A power outage can threaten the safety of our perishable foods especially if the power is out for a long period of time. There are simple steps you can take to help preserve your food and to help keep your refrigerator cold and your frozen goods frozen. By following these tips you can lessen the amount of spoiled food you have to throw away. read more
Keeping the door shut as much as possible should do the trick.
Only open it for brief periods of time if at all. Switch to canned and dry goods while the power is out. Run a generator and or switch to solar power for an hour a day.
Set a goal to be able to live for 1 week without the fridge and practice it. Extend your goal to a month and so one. My personal goal of one year of dried food was reached and because of this I sleep a bit better at night.
If you have snow (which is often the case when the power goes out at my house) fill large pots with snow and put them in the fridge with the food. Things like meat and milk that I want to keep really cold, I put outside in the snow.
by Christin Sander5 years ago
What is your favorite cold treat to beat the heat during a heat wave?We've had record high temps in my area (and lots of places actually!) If you could choose only ONE favorite cold treat on a steaming hot, humid 100+...
by kmergner19 months ago
after I've thawed frozen breast milk, how long will it be safe to give my babyI know that once refridgerated breast milk has been thawed, I can use it within four hours, but I"m wondering if this applies to thawed...
by Sandi5 years ago
What do you do when the power goes out?Last night I lit a few candles and did Soduko puzzles.

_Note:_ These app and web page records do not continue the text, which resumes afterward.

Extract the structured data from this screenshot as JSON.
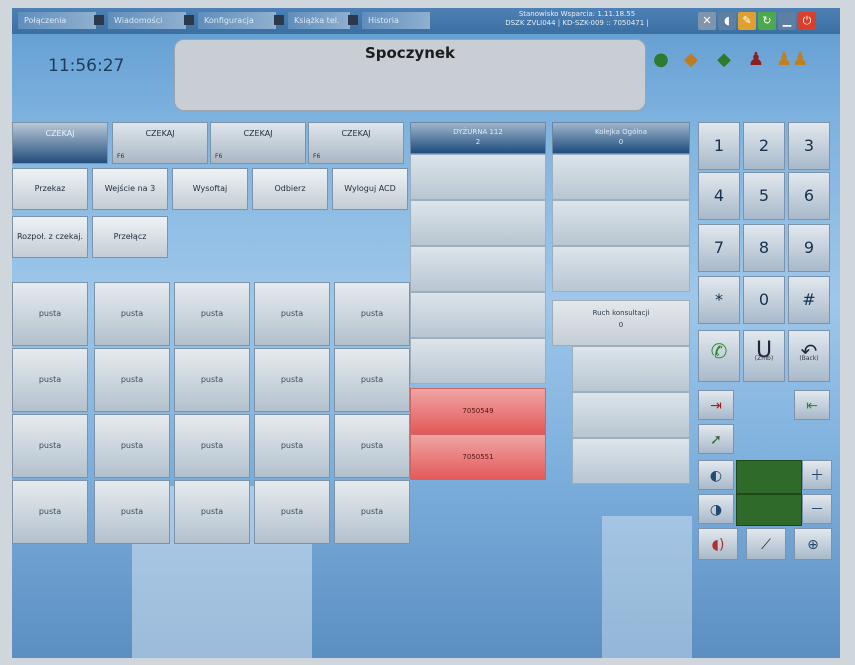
{
  "topbar": {
    "tabs": [
      "Połączenia",
      "Wiadomości",
      "Konfiguracja",
      "Książka tel.",
      "Historia"
    ],
    "stanowisko_line1": "Stanowisko Wsparcia: 1.11.18.55",
    "stanowisko_line2": "DSZK ZVLI044 | KD-SZK-009 :: 7050471 |"
  },
  "header": {
    "clock": "11:56:27",
    "status": "Spoczynek"
  },
  "wait_buttons": [
    {
      "label": "CZEKAJ",
      "sub": ""
    },
    {
      "label": "CZEKAJ",
      "sub": "F6"
    },
    {
      "label": "CZEKAJ",
      "sub": "F6"
    },
    {
      "label": "CZEKAJ",
      "sub": "F6"
    }
  ],
  "action_buttons_row1": [
    "Przekaz",
    "Wejście na 3",
    "Wysoftaj",
    "Odbierz",
    "Wyloguj ACD"
  ],
  "action_buttons_row2": [
    "Rozpoł. z czekaj.",
    "Przełącz"
  ],
  "speed_dial": {
    "empty_label": "pusta",
    "rows": [
      [
        "pusta",
        "pusta",
        "pusta",
        "pusta",
        "pusta"
      ],
      [
        "pusta",
        "pusta",
        "pusta",
        "pusta",
        "pusta"
      ],
      [
        "pusta",
        "pusta",
        "pusta",
        "pusta",
        "pusta"
      ],
      [
        "pusta",
        "pusta",
        "pusta",
        "pusta",
        "pusta"
      ]
    ]
  },
  "queue1": {
    "header": "DYŻURNA 112",
    "count": "2",
    "calls": [
      "7050549",
      "7050551"
    ]
  },
  "queue2": {
    "header": "Kolejka Ogólna",
    "count": "0",
    "consult_label": "Ruch konsultacji",
    "consult_count": "0"
  },
  "keypad": {
    "keys": [
      "1",
      "2",
      "3",
      "4",
      "5",
      "6",
      "7",
      "8",
      "9",
      "*",
      "0",
      "#"
    ],
    "hold_label": "(Zmb)",
    "back_label": "(Back)"
  },
  "colors": {
    "call_red": "#e35a5a",
    "header_blue": "#1f4c7d",
    "green_box": "#2f6a2a"
  }
}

Too quiet...not much one can do without electricity. So, what do you do?
by GiblinGirl4 years ago
What's the best way to pass time when the power goes out?After 6 days with no power and no heat, thanks to super-storm Sandy, I finally got electricity back yesterday afternoon. My husband and I passed time by...
by Jill Kostowskie7 years ago
How do you keep your children out of the fridge?? Every time I turn around the door is open...
by Venkatachari M12 months ago
How to get rid of the frozen ice from my Refrigerator?My fridge often freezes too excessively and the freezer gets jammed with ice completely. It is full of too much tight jammed ice and I am unable to dig it out. We...
Copyright © 2018 HubPages Inc. and respective owners.
Other product and company names shown may be trademarks of their respective owners.
HubPages® is a registered Service Mark of HubPages, Inc.
HubPages and Hubbers (authors) may earn revenue on this page based on affiliate relationships and advertisements with partners including Amazon, Google, and others.